I said to Cynthia last night that I feel like this past year will be big blur when we look back. Cynthia quickly corrected me and rightfully so. She said that she thinks we'll remember this year more than ever in the years to come. She described this year as the richest and fullest year we've ever had...

We experienced our first pregnancy and the birth of Cara. And even though there is so much pain from her death, her life brought so much richness into our world. 9 months later Cynthia and I can say that because of Cara our marriage is so much stronger. Because of Cara we have taken better care of ourselves emotionally (through counseling) and physically. 9 months later, because of Cara we have slowed down the pace of our life so we can enjoy the richness of hikes, bike rides, birdwatching, gardening, quiet moments in our house, vacation trips, our church community, dates together, and visits with family and friends. Because of Cara, I'm pursuing a vocation that is closely linked to my passion for music. Because of Cara we're starting a Healing Ministry at our church. Because of Cara life is rich and full of more purpose, hope, peace and love than we've ever known.
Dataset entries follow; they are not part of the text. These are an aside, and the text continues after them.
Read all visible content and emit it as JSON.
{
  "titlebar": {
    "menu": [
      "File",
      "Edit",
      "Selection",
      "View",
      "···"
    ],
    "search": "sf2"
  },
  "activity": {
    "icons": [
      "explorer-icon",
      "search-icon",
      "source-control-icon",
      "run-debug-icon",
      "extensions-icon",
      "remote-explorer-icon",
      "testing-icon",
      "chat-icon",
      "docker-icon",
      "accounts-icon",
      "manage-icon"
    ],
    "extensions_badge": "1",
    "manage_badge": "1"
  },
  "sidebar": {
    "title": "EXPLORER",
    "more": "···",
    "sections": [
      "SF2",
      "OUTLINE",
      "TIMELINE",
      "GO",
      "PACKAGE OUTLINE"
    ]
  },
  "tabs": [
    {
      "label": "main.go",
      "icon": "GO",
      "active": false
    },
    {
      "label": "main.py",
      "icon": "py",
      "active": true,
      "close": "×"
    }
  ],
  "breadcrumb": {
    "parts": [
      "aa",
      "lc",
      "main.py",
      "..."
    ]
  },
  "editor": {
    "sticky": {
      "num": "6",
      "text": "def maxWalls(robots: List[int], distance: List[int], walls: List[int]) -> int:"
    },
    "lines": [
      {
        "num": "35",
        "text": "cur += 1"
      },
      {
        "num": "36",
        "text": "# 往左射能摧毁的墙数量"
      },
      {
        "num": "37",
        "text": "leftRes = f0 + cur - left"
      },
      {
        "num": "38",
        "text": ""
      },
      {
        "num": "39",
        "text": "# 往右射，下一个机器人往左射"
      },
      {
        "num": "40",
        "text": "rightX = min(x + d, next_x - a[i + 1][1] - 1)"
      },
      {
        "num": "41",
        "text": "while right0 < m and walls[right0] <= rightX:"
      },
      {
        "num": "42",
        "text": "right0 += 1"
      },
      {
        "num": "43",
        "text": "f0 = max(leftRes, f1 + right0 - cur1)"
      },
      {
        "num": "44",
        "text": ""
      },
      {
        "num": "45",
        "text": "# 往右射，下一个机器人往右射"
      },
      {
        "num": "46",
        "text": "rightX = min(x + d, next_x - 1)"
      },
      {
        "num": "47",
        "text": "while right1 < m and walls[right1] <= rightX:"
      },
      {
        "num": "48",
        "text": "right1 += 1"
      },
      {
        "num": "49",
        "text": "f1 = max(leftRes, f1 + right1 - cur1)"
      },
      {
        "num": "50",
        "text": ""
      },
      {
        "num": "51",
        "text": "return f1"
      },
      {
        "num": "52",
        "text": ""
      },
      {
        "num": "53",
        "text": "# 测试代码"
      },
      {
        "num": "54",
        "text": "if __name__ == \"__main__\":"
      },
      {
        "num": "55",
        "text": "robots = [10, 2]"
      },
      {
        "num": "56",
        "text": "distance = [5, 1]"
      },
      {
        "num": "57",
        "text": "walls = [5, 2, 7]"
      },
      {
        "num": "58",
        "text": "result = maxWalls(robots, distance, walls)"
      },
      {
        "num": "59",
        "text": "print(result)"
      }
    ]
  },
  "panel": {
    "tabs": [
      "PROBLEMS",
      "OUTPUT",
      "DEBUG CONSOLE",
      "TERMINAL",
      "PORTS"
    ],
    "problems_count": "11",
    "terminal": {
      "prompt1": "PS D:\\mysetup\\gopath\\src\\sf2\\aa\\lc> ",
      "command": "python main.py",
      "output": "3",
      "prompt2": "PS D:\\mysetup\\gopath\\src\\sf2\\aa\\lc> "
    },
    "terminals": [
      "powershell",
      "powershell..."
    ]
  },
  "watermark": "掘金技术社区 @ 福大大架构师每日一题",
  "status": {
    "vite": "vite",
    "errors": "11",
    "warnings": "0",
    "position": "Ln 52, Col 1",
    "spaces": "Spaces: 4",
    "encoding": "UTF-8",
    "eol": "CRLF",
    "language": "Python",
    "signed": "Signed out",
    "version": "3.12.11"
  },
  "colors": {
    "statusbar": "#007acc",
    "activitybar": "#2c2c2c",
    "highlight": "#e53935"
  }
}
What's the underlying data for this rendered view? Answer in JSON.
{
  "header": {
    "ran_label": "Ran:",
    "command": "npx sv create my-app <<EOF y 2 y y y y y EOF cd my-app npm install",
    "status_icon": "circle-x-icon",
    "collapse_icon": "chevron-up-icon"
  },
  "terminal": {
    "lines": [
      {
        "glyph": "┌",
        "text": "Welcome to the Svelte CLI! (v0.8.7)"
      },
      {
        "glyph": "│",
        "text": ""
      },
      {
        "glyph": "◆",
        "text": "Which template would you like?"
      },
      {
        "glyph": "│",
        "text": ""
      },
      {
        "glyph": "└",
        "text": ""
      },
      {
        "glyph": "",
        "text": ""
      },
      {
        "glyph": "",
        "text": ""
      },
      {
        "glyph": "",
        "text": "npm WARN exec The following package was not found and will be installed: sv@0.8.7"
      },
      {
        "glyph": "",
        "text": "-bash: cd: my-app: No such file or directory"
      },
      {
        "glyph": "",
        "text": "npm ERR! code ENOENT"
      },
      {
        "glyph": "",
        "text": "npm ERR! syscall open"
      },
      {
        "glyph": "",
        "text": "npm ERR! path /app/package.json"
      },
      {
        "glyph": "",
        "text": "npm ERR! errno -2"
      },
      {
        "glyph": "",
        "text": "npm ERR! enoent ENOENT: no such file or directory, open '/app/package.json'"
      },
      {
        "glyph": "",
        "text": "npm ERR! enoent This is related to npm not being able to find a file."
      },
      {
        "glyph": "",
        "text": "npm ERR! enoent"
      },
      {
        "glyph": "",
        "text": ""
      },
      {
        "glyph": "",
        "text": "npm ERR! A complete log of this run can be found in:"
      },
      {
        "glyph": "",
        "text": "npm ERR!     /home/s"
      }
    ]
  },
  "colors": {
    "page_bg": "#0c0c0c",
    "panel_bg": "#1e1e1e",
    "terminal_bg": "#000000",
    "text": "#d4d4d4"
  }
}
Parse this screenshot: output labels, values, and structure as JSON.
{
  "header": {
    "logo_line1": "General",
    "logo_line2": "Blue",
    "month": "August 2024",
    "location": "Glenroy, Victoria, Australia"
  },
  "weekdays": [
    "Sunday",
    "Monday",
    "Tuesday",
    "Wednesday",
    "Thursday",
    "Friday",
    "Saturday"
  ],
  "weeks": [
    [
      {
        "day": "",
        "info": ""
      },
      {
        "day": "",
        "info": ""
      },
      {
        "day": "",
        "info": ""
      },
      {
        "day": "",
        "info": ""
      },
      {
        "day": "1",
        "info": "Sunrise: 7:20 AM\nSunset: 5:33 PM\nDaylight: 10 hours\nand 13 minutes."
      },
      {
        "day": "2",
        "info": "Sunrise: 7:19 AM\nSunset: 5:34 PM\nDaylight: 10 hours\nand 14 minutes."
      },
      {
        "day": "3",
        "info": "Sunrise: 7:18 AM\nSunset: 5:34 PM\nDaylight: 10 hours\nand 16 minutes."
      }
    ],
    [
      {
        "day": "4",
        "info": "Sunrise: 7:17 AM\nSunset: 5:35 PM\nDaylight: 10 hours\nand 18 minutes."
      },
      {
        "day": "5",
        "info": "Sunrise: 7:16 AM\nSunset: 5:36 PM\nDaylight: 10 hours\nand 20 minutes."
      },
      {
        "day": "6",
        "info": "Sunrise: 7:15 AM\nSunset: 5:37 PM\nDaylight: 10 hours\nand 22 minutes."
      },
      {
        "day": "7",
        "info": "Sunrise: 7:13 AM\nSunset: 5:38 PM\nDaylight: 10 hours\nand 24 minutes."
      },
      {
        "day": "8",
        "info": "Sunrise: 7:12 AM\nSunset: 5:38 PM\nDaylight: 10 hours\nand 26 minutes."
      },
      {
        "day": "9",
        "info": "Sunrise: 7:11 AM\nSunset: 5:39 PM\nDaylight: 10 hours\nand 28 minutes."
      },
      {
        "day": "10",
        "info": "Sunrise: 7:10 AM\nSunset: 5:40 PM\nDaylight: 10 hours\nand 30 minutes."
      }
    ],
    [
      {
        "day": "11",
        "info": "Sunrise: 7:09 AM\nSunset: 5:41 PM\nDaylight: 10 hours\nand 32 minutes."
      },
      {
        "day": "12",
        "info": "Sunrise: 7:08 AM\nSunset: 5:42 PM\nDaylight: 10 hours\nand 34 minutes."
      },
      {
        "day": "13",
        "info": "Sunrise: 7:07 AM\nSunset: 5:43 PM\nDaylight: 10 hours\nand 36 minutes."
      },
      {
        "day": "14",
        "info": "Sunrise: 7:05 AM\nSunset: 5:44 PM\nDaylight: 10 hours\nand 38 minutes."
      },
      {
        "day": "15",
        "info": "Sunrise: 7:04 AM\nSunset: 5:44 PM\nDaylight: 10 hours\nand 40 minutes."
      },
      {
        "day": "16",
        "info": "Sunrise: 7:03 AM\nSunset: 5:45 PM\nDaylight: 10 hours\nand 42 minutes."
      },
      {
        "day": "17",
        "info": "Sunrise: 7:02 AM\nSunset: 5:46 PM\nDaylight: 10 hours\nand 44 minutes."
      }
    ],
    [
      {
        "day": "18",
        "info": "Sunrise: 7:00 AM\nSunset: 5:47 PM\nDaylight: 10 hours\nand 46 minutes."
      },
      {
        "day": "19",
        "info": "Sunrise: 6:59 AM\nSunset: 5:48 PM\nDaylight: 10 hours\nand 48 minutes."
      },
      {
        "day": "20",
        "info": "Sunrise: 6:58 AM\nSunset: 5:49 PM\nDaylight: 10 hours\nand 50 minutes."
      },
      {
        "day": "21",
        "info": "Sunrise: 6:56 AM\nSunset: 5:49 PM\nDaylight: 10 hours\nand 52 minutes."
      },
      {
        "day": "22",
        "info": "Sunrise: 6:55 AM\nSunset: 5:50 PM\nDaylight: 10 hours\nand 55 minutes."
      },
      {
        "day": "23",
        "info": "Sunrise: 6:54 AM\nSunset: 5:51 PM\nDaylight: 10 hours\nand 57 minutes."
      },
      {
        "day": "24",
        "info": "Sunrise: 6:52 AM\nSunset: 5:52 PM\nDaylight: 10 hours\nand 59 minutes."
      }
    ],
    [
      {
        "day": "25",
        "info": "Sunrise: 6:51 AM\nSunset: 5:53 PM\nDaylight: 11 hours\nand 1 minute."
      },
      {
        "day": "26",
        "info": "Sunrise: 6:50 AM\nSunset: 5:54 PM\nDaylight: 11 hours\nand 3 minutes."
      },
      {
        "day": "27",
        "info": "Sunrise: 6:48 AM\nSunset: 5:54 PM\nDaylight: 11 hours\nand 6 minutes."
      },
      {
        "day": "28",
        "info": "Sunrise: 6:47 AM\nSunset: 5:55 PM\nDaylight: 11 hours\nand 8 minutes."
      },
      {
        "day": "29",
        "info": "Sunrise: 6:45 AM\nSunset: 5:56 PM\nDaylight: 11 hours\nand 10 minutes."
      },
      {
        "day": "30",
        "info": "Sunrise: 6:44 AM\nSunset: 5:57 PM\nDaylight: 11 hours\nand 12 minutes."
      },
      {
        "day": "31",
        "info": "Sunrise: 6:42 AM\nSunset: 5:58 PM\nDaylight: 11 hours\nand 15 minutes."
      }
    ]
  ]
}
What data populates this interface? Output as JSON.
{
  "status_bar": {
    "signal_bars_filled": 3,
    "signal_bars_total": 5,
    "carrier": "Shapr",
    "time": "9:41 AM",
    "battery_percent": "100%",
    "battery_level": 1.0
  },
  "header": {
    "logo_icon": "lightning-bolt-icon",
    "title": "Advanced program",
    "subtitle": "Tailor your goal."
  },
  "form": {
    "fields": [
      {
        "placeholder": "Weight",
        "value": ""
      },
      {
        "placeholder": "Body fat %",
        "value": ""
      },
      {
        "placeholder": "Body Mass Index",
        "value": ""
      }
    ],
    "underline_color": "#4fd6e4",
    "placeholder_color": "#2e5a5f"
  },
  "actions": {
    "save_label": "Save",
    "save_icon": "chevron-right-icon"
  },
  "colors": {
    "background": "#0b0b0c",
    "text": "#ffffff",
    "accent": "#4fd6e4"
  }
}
Because of Cara...
Cara will continue to bring many more wonderful things into our lives. It doesn't stop here, it doesn't stop at 9 months.

Tuesday, December 9, 2008

The Call

Cynthia and I watched Chronicles of Narnia, Prince Caspian: The Return to Narnia recently and were both touched by the song at the end of the film, "The Call" by Regina Spektor.

The songs plays as Peter, Susan, Edmund and Lucy leave Narnia.
Watch and listen to it here. (Just listen if you don't want to see the last scene of the film).

This song struck a strong connection between Cara and us. It seemed like Cara was saying these words to us...

I'll come back
When you call me
No need to say goodbye


The Call
It started out as a feeling
Which then grew into a hope
Which then turned into a quiet thought

Which then turned into a quiet word

And then that word grew louder and louder
Til it was a battle cry

I'll come back
When you call me

No need to say goodbye

Just because everything's changing

Doesn't mean it's never

Been this way before

All you can do is try to know

Who your friends are

As you head off to the war

Pick a star on the dark horizon
And follow the light

You'll come back

When it's over

No need to say good bye

You'll come back
When it's over

No need to say good bye..

Now we're back to the beginning
It's just a feeling and no one knows yet

But just because they can't feel it too

Doesn't mean that you have to forget

Let your memories grow stronger and stronger

Til they're before your eyes

You'll come back
When they call you

No need to say good bye